Work required =>
All of the data below is to be output exactly as written.

Data shown =>
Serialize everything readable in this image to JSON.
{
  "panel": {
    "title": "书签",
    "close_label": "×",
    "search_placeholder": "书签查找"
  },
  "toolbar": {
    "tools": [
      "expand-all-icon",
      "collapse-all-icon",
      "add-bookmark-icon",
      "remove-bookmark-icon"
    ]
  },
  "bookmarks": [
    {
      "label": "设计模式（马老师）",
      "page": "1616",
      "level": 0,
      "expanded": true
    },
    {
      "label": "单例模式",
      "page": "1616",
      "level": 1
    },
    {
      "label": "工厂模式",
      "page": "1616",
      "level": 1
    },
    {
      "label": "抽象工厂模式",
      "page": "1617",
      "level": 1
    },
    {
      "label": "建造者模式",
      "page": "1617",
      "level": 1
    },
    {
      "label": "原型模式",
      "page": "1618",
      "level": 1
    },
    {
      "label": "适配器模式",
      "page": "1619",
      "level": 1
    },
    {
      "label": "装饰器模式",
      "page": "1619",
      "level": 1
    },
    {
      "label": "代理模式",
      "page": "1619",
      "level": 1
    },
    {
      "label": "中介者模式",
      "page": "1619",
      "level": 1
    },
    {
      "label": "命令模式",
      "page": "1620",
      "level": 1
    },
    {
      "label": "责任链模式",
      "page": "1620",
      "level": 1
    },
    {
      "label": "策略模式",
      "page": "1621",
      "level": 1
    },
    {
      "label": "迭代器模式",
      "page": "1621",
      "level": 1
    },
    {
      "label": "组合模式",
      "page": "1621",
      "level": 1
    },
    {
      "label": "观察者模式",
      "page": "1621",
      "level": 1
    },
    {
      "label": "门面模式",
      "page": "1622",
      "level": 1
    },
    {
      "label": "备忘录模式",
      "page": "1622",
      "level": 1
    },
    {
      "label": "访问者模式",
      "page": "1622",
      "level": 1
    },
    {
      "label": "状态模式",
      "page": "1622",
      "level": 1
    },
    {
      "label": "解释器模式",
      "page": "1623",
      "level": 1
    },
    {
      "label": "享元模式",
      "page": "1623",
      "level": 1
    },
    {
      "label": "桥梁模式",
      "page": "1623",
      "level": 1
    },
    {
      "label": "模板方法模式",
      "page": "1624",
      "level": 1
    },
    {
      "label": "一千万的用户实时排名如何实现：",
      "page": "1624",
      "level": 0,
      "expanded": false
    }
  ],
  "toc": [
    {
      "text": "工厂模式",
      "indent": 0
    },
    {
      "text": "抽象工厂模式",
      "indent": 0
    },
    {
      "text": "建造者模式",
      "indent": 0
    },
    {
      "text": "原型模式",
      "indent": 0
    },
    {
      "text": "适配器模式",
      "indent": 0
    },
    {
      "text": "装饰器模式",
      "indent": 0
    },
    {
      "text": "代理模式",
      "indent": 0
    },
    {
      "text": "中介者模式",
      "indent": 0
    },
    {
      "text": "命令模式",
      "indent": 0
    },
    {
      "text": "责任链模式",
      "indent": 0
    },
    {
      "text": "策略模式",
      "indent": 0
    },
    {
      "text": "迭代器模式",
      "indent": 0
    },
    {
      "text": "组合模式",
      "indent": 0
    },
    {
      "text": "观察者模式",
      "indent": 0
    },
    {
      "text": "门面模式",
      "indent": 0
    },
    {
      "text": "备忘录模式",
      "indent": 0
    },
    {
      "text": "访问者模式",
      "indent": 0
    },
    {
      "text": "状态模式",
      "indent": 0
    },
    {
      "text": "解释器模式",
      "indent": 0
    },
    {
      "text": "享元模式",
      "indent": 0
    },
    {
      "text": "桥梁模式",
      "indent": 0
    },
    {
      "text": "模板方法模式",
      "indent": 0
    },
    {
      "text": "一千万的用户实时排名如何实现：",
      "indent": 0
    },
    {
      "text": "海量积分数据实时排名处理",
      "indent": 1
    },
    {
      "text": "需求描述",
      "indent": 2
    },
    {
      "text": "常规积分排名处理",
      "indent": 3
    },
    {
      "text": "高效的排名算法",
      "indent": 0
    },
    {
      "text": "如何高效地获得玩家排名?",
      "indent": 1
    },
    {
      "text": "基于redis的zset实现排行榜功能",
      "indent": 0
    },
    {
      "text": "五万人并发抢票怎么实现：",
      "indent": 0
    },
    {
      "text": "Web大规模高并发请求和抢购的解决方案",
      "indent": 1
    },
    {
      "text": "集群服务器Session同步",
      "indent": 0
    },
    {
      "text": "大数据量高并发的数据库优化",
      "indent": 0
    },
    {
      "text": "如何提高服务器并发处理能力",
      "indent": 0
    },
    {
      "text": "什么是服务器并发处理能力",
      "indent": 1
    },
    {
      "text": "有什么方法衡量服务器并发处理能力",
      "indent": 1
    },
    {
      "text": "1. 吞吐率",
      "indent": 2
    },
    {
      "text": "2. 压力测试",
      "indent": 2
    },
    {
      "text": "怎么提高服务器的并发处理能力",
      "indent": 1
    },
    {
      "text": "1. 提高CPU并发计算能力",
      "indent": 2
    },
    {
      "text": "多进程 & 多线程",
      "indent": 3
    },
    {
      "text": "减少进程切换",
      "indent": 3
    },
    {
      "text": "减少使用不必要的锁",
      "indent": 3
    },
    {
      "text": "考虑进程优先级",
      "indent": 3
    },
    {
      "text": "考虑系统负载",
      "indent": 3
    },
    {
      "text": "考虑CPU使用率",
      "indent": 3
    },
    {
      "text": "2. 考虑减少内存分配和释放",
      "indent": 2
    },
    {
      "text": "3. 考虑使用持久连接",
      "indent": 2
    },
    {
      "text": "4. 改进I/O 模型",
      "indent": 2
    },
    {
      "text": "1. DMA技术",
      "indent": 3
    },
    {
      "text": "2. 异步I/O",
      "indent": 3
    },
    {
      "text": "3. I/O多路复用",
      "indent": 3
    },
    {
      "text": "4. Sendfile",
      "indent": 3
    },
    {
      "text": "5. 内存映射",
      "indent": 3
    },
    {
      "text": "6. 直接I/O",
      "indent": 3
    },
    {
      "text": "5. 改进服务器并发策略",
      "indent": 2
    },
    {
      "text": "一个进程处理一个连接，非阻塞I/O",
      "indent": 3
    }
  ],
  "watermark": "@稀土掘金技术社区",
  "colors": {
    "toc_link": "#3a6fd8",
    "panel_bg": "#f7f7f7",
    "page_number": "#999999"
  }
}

Output =>
Serialize everything readable in this image to JSON.
{
  "panel": {
    "title": "书签",
    "close_label": "×",
    "search_placeholder": "书签查找"
  },
  "toolbar": {
    "tools": [
      "expand-all-icon",
      "collapse-all-icon",
      "add-bookmark-icon",
      "remove-bookmark-icon"
    ]
  },
  "bookmarks": [
    {
      "label": "设计模式（马老师）",
      "page": "1616",
      "level": 0,
      "expanded": true
    },
    {
      "label": "单例模式",
      "page": "1616",
      "level": 1
    },
    {
      "label": "工厂模式",
      "page": "1616",
      "level": 1
    },
    {
      "label": "抽象工厂模式",
      "page": "1617",
      "level": 1
    },
    {
      "label": "建造者模式",
      "page": "1617",
      "level": 1
    },
    {
      "label": "原型模式",
      "page": "1618",
      "level": 1
    },
    {
      "label": "适配器模式",
      "page": "1619",
      "level": 1
    },
    {
      "label": "装饰器模式",
      "page": "1619",
      "level": 1
    },
    {
      "label": "代理模式",
      "page": "1619",
      "level": 1
    },
    {
      "label": "中介者模式",
      "page": "1619",
      "level": 1
    },
    {
      "label": "命令模式",
      "page": "1620",
      "level": 1
    },
    {
      "label": "责任链模式",
      "page": "1620",
      "level": 1
    },
    {
      "label": "策略模式",
      "page": "1621",
      "level": 1
    },
    {
      "label": "迭代器模式",
      "page": "1621",
      "level": 1
    },
    {
      "label": "组合模式",
      "page": "1621",
      "level": 1
    },
    {
      "label": "观察者模式",
      "page": "1621",
      "level": 1
    },
    {
      "label": "门面模式",
      "page": "1622",
      "level": 1
    },
    {
      "label": "备忘录模式",
      "page": "1622",
      "level": 1
    },
    {
      "label": "访问者模式",
      "page": "1622",
      "level": 1
    },
    {
      "label": "状态模式",
      "page": "1622",
      "level": 1
    },
    {
      "label": "解释器模式",
      "page": "1623",
      "level": 1
    },
    {
      "label": "享元模式",
      "page": "1623",
      "level": 1
    },
    {
      "label": "桥梁模式",
      "page": "1623",
      "level": 1
    },
    {
      "label": "模板方法模式",
      "page": "1624",
      "level": 1
    },
    {
      "label": "一千万的用户实时排名如何实现：",
      "page": "1624",
      "level": 0,
      "expanded": false
    }
  ],
  "toc": [
    {
      "text": "工厂模式",
      "indent": 0
    },
    {
      "text": "抽象工厂模式",
      "indent": 0
    },
    {
      "text": "建造者模式",
      "indent": 0
    },
    {
      "text": "原型模式",
      "indent": 0
    },
    {
      "text": "适配器模式",
      "indent": 0
    },
    {
      "text": "装饰器模式",
      "indent": 0
    },
    {
      "text": "代理模式",
      "indent": 0
    },
    {
      "text": "中介者模式",
      "indent": 0
    },
    {
      "text": "命令模式",
      "indent": 0
    },
    {
      "text": "责任链模式",
      "indent": 0
    },
    {
      "text": "策略模式",
      "indent": 0
    },
    {
      "text": "迭代器模式",
      "indent": 0
    },
    {
      "text": "组合模式",
      "indent": 0
    },
    {
      "text": "观察者模式",
      "indent": 0
    },
    {
      "text": "门面模式",
      "indent": 0
    },
    {
      "text": "备忘录模式",
      "indent": 0
    },
    {
      "text": "访问者模式",
      "indent": 0
    },
    {
      "text": "状态模式",
      "indent": 0
    },
    {
      "text": "解释器模式",
      "indent": 0
    },
    {
      "text": "享元模式",
      "indent": 0
    },
    {
      "text": "桥梁模式",
      "indent": 0
    },
    {
      "text": "模板方法模式",
      "indent": 0
    },
    {
      "text": "一千万的用户实时排名如何实现：",
      "indent": 0
    },
    {
      "text": "海量积分数据实时排名处理",
      "indent": 1
    },
    {
      "text": "需求描述",
      "indent": 2
    },
    {
      "text": "常规积分排名处理",
      "indent": 3
    },
    {
      "text": "高效的排名算法",
      "indent": 0
    },
    {
      "text": "如何高效地获得玩家排名?",
      "indent": 1
    },
    {
      "text": "基于redis的zset实现排行榜功能",
      "indent": 0
    },
    {
      "text": "五万人并发抢票怎么实现：",
      "indent": 0
    },
    {
      "text": "Web大规模高并发请求和抢购的解决方案",
      "indent": 1
    },
    {
      "text": "集群服务器Session同步",
      "indent": 0
    },
    {
      "text": "大数据量高并发的数据库优化",
      "indent": 0
    },
    {
      "text": "如何提高服务器并发处理能力",
      "indent": 0
    },
    {
      "text": "什么是服务器并发处理能力",
      "indent": 1
    },
    {
      "text": "有什么方法衡量服务器并发处理能力",
      "indent": 1
    },
    {
      "text": "1. 吞吐率",
      "indent": 2
    },
    {
      "text": "2. 压力测试",
      "indent": 2
    },
    {
      "text": "怎么提高服务器的并发处理能力",
      "indent": 1
    },
    {
      "text": "1. 提高CPU并发计算能力",
      "indent": 2
    },
    {
      "text": "多进程 & 多线程",
      "indent": 3
    },
    {
      "text": "减少进程切换",
      "indent": 3
    },
    {
      "text": "减少使用不必要的锁",
      "indent": 3
    },
    {
      "text": "考虑进程优先级",
      "indent": 3
    },
    {
      "text": "考虑系统负载",
      "indent": 3
    },
    {
      "text": "考虑CPU使用率",
      "indent": 3
    },
    {
      "text": "2. 考虑减少内存分配和释放",
      "indent": 2
    },
    {
      "text": "3. 考虑使用持久连接",
      "indent": 2
    },
    {
      "text": "4. 改进I/O 模型",
      "indent": 2
    },
    {
      "text": "1. DMA技术",
      "indent": 3
    },
    {
      "text": "2. 异步I/O",
      "indent": 3
    },
    {
      "text": "3. I/O多路复用",
      "indent": 3
    },
    {
      "text": "4. Sendfile",
      "indent": 3
    },
    {
      "text": "5. 内存映射",
      "indent": 3
    },
    {
      "text": "6. 直接I/O",
      "indent": 3
    },
    {
      "text": "5. 改进服务器并发策略",
      "indent": 2
    },
    {
      "text": "一个进程处理一个连接，非阻塞I/O",
      "indent": 3
    }
  ],
  "watermark": "@稀土掘金技术社区",
  "colors": {
    "toc_link": "#3a6fd8",
    "panel_bg": "#f7f7f7",
    "page_number": "#999999"
  }
}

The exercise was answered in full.